    "Scots has a second person plural yous or yous yins, avoided by educated speakers. Us is informal but widespread instead of me, particularly with verbs such as give, show, and lend (e.g. Can you lend us a quid?). The possessive pronoun mines is analogous to yours, his, etc.; and hisself and theirselves are analogous to yourself, etc. In me and Jimmy are on Monday our two selves ('by ourselves'), two raises the question whether myself, etc. is one word or two.

    "Scots has thae ('those') as in thae cakes was awfy dear ('awfully dear'). Thae is still alive but the most frequent form is now them: them cakes was awfy dear."
    (Jim Miller, "Scottish English: Morphology and Syntax." A Handbook of Varieties of English, Volume 2, edited by Bernd Kortmann et al. Walter de Gruyter, 2004)
     
  • The Scottish Accent
    "There are many accents of British English, but one that is spoken by a large number of people and is radically different from BBC English is the Scottish accent. There is much variation from one part of Scotland to another; the accent of Edinburgh is the one most usually described. Like the American accent . . ., Scottish English pronunciation is essentially rhotic and an 'r' in the spelling is always pronounced . . .. The Scottish r sound is usually pronounced as a 'flap' or 'tap' similar to the r sound in Spanish.

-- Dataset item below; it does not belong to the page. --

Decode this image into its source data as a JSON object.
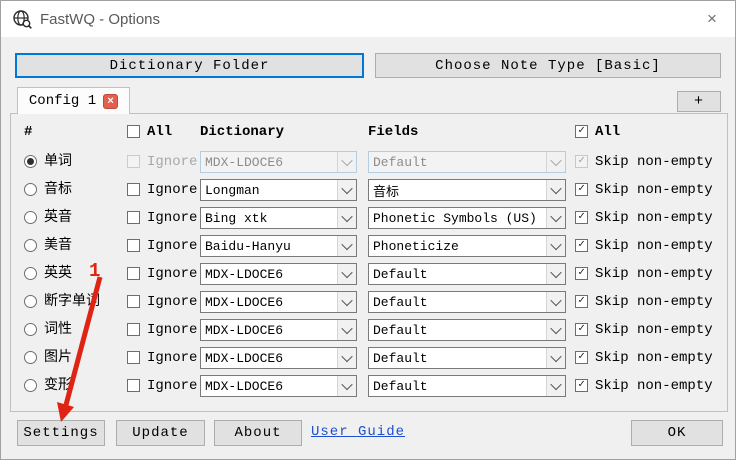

    "It is in the vowel system that we find the most important differences between BBC pronunciation and Scottish English. As with American English, long vowels and diphthongs that correspond to spellings with 'r' are composed of a vowel and the r consonant, as mentioned above. The distinction between long and short vowels does not exist, so that 'good,' 'food' have the same vowel, as do 'Sam,' 'psalm' and 'caught,' 'cot.' . . .

    "This brief account may cover the most basic differences, but it should be noted that these and other differences are so radical that people from England and from parts of lowland Scotland have serious difficulty in understanding each other."
    (Peter Roach, English Phonetics and Phonology: A Practical Course, 4th ed. Cambridge University Press, 2009)
     
  • Modern Scottish
    "Our language should be called Scottish. . . .

    "When Alex Salmond stands up at Holyrood and announces that, henceforth, Scottish is the official language, it will not be a case of Eck Saumon staunin' up tae mac siccar we pit fyrst the Scots leid. God bless those who wish to preserve the auld braid Scots tung, but that is not how we speak or write. . . .

    "Our language will be the modern Scottish, which at times will look and sound very like English but is different. . . .

    "We may have to set up a Scottish Language Commission to rule on important issues. This commission is gonnae huv to decide, for instance, if youse is the plural of you."
    (Tom Shields, "How Should We Huv tae Speak English When We're No?" The Herald [Glasgow], Mar. 22, 2009)

See Examples and Observations below. Also see: